Dr. Malik said he earnestly felt we should take a fresh look into the dangerously unstable situation in the Near East and adopt positive measures to deal with it. We must implement the resolutions of the General Assembly on Palestine even if we incur the enmity of Israel. Mr. McGhee said that we had openly declared our support for the resolutions on the refugees, for example, and that our endeavors to have the refugees return had failed. How would we force the refugees [Page 1106] to go back? Dr. Malik said that Israel must show a willingness to abide at least by the spirit of the resolution and to make fair compensation for the property seized. He said that he readily perceives why the United States would be more interested in implementing the Security Council resolution on Korea than the General Assembly resolutions on Palestine but that our position in the whole Near East hangs in the balance.

Dr. Malik said also that the situation in Syria was a festering sore and we should take immediate measures to stabilize it. Mr. McGhee observed that this was again a question involving the internal affairs of another country and we were therefore limited in what we could do. Dr. Malik said that we should nevertheless go to the Syrian Government with an offer of assistance in strengthening its military position and then provide money for development programs. This economic aid was, however, still 4th or 5th in priority. Without accomplishing the measures he had suggested in the political field, no amount of money we poured into the area would change the situation.

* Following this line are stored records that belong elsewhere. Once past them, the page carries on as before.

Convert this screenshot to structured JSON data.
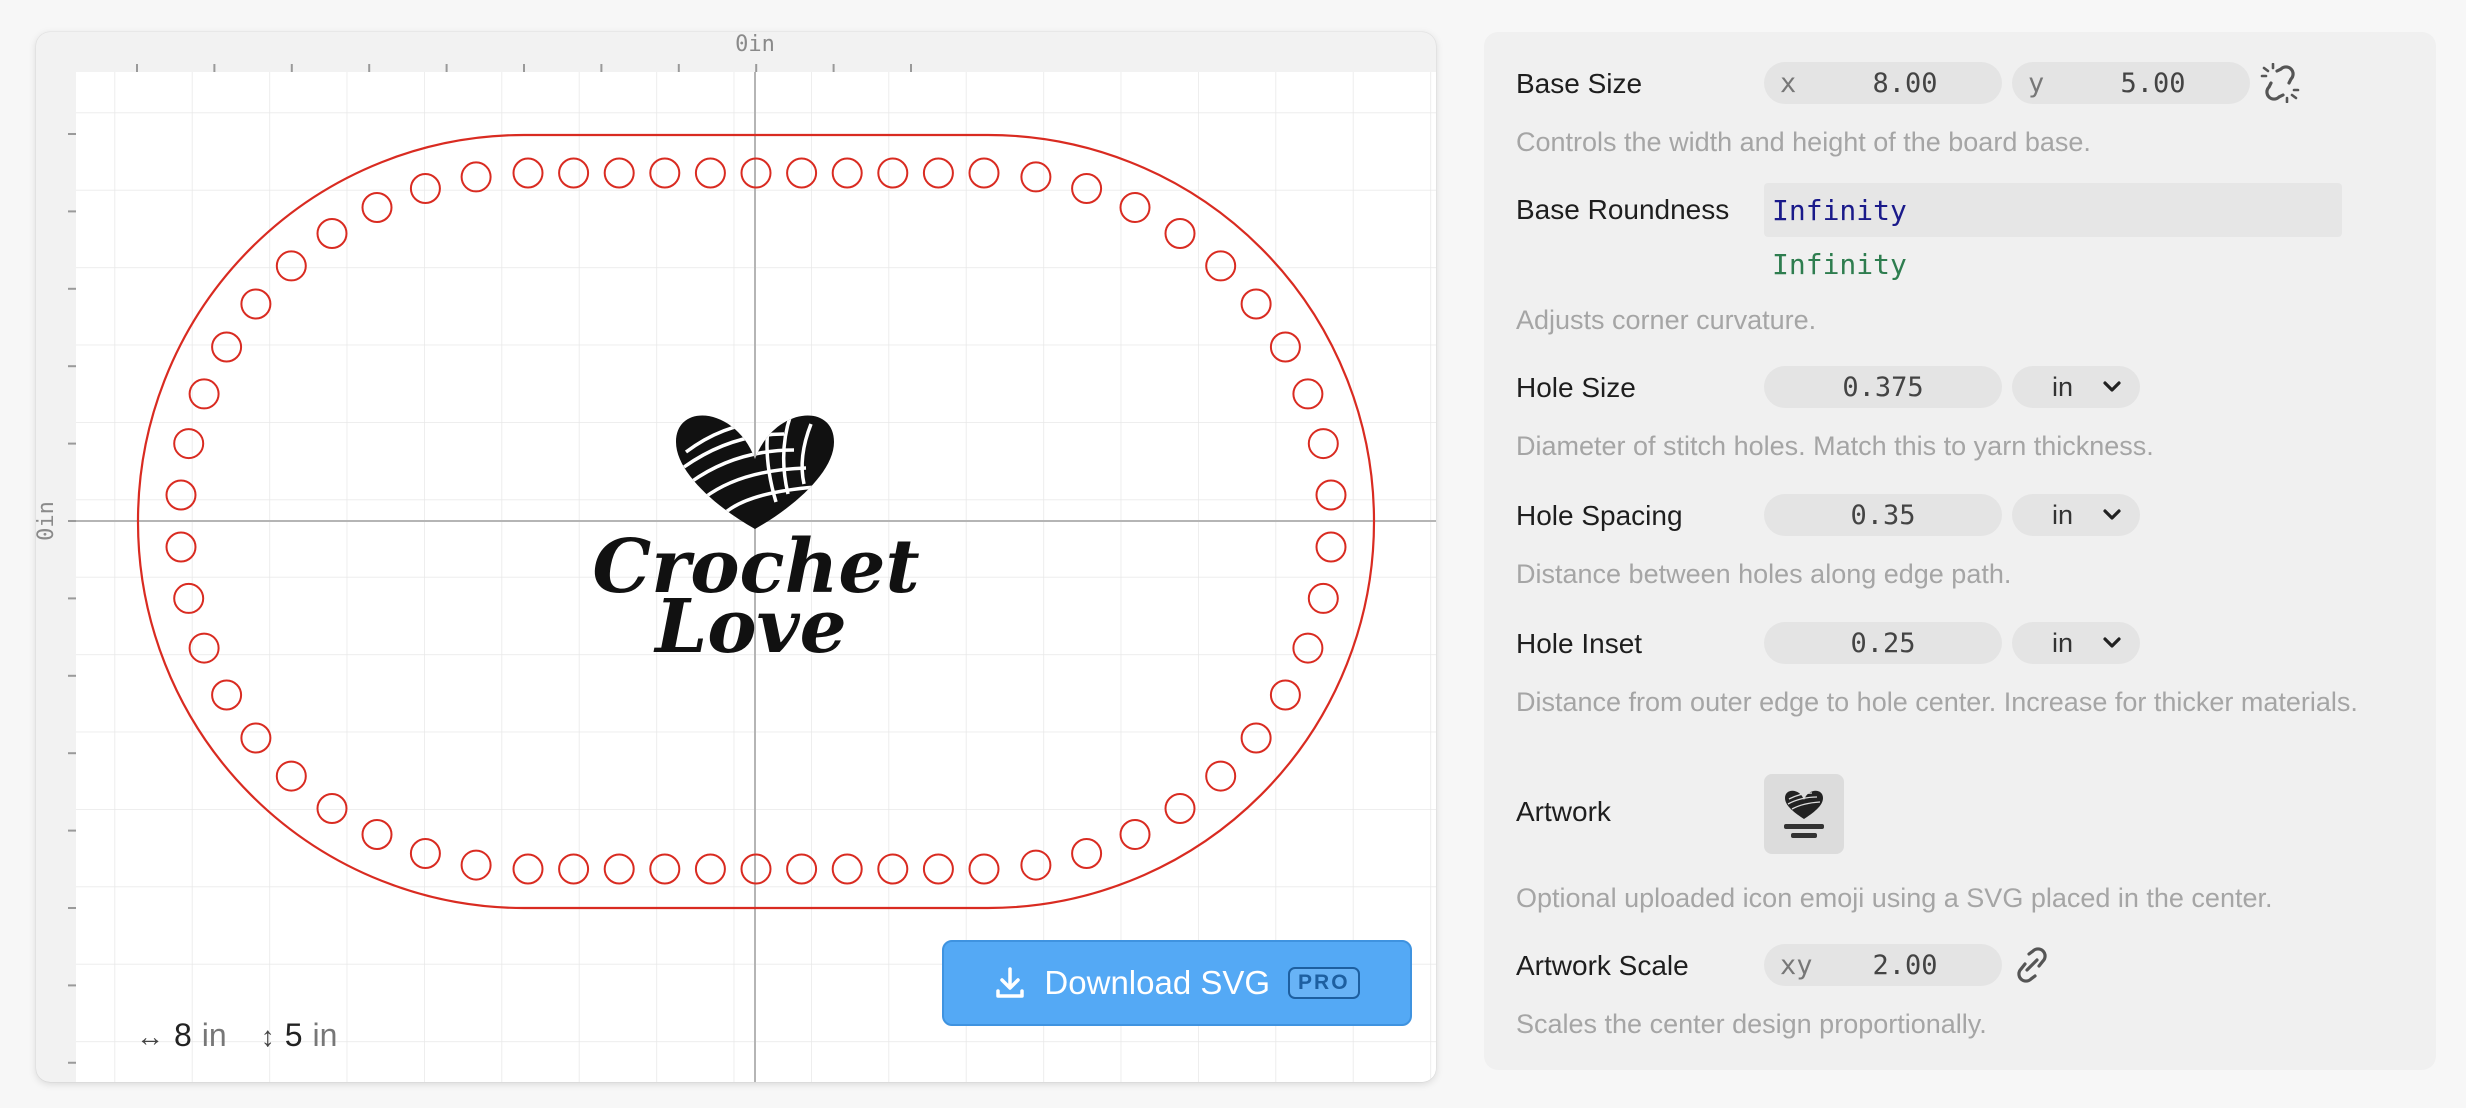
{
  "canvas": {
    "x_axis_label": "0in",
    "y_axis_label": "0in",
    "artwork_text_line1": "Crochet",
    "artwork_text_line2": "Love",
    "board_outline_color": "#d92b21",
    "hole_color": "#d92b21",
    "dimensions": {
      "width_value": "8",
      "width_unit": "in",
      "height_value": "5",
      "height_unit": "in"
    },
    "download_button": {
      "label": "Download SVG",
      "badge": "PRO",
      "color": "#54a9f5"
    }
  },
  "settings": {
    "base_size": {
      "label": "Base Size",
      "x_prefix": "x",
      "x_value": "8.00",
      "y_prefix": "y",
      "y_value": "5.00",
      "lock_icon": "unlink-icon",
      "description": "Controls the width and height of the board base."
    },
    "base_roundness": {
      "label": "Base Roundness",
      "value": "Infinity",
      "evaluated": "Infinity",
      "description": "Adjusts corner curvature."
    },
    "hole_size": {
      "label": "Hole Size",
      "value": "0.375",
      "unit": "in",
      "description": "Diameter of stitch holes. Match this to yarn thickness."
    },
    "hole_spacing": {
      "label": "Hole Spacing",
      "value": "0.35",
      "unit": "in",
      "description": "Distance between holes along edge path."
    },
    "hole_inset": {
      "label": "Hole Inset",
      "value": "0.25",
      "unit": "in",
      "description": "Distance from outer edge to hole center. Increase for thicker materials."
    },
    "artwork": {
      "label": "Artwork",
      "description": "Optional uploaded icon emoji using a SVG placed in the center."
    },
    "artwork_scale": {
      "label": "Artwork Scale",
      "prefix": "xy",
      "value": "2.00",
      "lock_icon": "link-icon",
      "description": "Scales the center design proportionally."
    }
  }
}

Mr. McGhee thanked Dr. Malik for his remarks and said that we should like to have another opportunity to exchange views with him in the near future.

  1. Lot 53D468 contains copies of memoranda and correspondence of Assistant Secretary of State for Near Eastern, South Asian, and African Affairs George C. McGhee for the years 1949–1951.
  2. Not printed.
  3. For documentation concerning the Tripartite Declaration of May 25, 1950, see pp. 122 ff.
  4. For documentation concerning these resolutions, see pp. 658 ff.